Tencent Acquires 29% of Funcom


Funcom has announced the purchase of 29% of shares from Norwegian KGJ Capital As by Tencent Holdings. The public statement reads:

OSLO, Norway – Sept 30th, 2019 – Tencent, a leading Internet company with a strong online games operation, entered into a share purchase agreement to acquire 29% of the shares in Funcom, the independent developer and publisher of games such as Conan ExilesThe Secret World, and Mutant Year Zero: Road to Eden. The acquisition makes Tencent the largest shareholder in Funcom. Funcom is listed as Funcom SE on the Oslo Stock Exchange (OSE: Funcom).


Tencent has agreed to acquire all shares belonging to the Norway-based KGJ Capital AS, which is currently the largest shareholder in Funcom.



“We are very pleased to see Tencent come in as the largest shareholder of Funcom,” says Funcom CEO Rui Casais. “Tencent has a reputation for being a responsible long-term investor, and for its renowned operational capabilities in online games.The insight, experience, and knowledge that Tencent will bring is of great value to us and we look forward to working closely with them as we continue to develop great games and build a successful future for Funcom.”


Tencent ranks top in terms of online games revenue globally and is a shareholder in many of the world’s leading gaming companies such as Riot Games, Epic, Supercell, Ubisoft, Paradox, Frontier and Miniclip.

Gamer’s should take concern  of the growing network of influence Tencent is acquiring over the industry. Before mentioning their 40% share in Epic Games rendering the Epic Store to be largely the formerly planned Tencent International Store, there is the 5% they own in Activision/Blizzard, Ubisoft and Paradox interactive. 80% of Grinding Gears Games,100% of Riot, 14.46% and 84.3% of Supercell are also owned by Tencent.

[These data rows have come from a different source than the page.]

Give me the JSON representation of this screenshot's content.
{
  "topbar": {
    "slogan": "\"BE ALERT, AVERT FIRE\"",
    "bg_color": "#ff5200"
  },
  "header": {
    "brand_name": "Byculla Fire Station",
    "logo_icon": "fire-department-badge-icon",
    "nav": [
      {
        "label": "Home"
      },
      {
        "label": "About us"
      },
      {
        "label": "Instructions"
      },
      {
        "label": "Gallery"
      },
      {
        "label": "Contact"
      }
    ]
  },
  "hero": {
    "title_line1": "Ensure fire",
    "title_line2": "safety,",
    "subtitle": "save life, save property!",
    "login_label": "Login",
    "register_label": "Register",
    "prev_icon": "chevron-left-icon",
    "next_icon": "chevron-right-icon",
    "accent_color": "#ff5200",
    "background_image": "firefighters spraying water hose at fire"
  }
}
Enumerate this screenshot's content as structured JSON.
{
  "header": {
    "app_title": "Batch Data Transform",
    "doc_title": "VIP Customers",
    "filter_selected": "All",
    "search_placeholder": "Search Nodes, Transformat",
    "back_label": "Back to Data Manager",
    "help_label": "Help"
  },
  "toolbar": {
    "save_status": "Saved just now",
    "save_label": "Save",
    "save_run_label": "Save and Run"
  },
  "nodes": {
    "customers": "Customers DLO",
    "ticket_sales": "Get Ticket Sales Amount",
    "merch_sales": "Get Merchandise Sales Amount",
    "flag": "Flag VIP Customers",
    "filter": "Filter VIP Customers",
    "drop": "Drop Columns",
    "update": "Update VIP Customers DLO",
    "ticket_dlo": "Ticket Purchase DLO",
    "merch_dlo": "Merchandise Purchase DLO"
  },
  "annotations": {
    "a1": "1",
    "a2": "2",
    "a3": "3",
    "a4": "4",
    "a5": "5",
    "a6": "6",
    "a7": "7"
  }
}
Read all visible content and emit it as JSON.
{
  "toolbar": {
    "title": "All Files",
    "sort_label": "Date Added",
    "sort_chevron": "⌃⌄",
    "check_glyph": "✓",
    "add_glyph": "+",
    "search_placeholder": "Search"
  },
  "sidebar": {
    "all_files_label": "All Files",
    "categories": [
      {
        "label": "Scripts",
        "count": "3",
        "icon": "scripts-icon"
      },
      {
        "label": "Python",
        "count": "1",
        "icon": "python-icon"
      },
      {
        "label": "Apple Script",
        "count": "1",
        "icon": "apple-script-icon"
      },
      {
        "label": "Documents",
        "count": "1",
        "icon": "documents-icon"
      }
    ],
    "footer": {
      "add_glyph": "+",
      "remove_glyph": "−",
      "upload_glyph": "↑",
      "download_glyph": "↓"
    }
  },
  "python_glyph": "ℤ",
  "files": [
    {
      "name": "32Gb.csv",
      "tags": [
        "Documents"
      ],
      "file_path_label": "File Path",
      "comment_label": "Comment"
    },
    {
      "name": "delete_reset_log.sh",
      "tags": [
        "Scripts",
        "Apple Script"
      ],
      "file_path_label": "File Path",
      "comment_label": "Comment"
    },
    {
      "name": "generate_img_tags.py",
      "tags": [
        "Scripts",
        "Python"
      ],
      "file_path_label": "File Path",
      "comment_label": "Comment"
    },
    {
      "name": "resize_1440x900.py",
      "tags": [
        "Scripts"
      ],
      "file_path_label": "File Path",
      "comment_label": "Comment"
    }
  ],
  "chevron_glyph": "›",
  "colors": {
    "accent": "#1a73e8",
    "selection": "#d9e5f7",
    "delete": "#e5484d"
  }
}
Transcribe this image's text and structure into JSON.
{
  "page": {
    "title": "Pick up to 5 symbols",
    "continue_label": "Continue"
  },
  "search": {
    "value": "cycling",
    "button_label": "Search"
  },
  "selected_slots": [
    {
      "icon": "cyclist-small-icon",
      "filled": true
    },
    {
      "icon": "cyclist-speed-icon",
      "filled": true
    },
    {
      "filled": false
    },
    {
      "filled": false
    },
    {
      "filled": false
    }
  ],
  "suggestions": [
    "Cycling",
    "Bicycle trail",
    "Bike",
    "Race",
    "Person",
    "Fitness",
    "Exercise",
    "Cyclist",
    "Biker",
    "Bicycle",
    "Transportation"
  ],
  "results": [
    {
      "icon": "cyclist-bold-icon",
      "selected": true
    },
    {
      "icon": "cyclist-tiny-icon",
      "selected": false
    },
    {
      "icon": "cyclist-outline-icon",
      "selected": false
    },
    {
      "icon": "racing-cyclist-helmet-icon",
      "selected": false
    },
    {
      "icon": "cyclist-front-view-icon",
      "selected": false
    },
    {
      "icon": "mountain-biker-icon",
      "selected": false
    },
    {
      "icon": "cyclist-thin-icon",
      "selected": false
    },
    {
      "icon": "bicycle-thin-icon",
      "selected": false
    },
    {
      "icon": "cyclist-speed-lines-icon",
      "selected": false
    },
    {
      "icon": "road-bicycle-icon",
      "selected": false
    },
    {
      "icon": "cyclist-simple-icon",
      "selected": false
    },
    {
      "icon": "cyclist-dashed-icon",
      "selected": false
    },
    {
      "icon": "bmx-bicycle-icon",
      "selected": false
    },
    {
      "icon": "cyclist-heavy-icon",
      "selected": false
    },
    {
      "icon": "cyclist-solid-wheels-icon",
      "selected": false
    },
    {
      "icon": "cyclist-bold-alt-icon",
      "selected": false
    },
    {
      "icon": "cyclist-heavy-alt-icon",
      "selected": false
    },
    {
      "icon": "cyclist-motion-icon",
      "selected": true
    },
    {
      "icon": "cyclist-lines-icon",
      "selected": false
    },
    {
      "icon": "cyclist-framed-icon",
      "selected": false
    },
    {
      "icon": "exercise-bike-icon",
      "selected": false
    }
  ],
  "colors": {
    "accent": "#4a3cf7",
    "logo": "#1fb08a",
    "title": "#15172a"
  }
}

The company has ties to the Lego Group, Goldman Sachs, owns 12% of Snapchat and has influence in countless other companies.

This monolithic reach inevitably has a negative impact on the economy, and rightfully is illegal in most first world countries because of the monopolistic impacts it tends to have. Yet on the global stage no such preventative measures exist, nor any regulation to keep these corporate entities in check. Already this influence is visible in companies like Ubisoft declaring Valve’s 30% too much, all the while happy to pay Sony, Microsoft, Apple, and Google the same 30% without question. As the influence continues to grow with Tencent becoming more subordinate to the Chinese government it means the Chinese government continues to grow in influence over the video game market.

Detractors of this concern will point out that Tencent is an independent company. On paper this claim has merits, but in practice it is becoming more an illusionary divide between them and the Chinese Government. In 2017 the Chinese government in a move to demonstrate their power over the giant publisher froze all video game approvals. In the Chinese system every game has to be approved by the state for sale. This resulted in 135 Billion dollar loss in the company’s stock value. Routinely the Chinese Government shuts down Tencent’s social media accounts and fines them for not properly policing their communities.

As a result the company has continued to bow to the influence of the Chinese government. In 2018 the company censored human rights activists on WeChat through the censorship of keyword combinations, as reported by Quartz. As a company its independence from the Chinese Authority is increasingly diminishing, to a degree that eventually the independence will be a mere formality on paper and little else.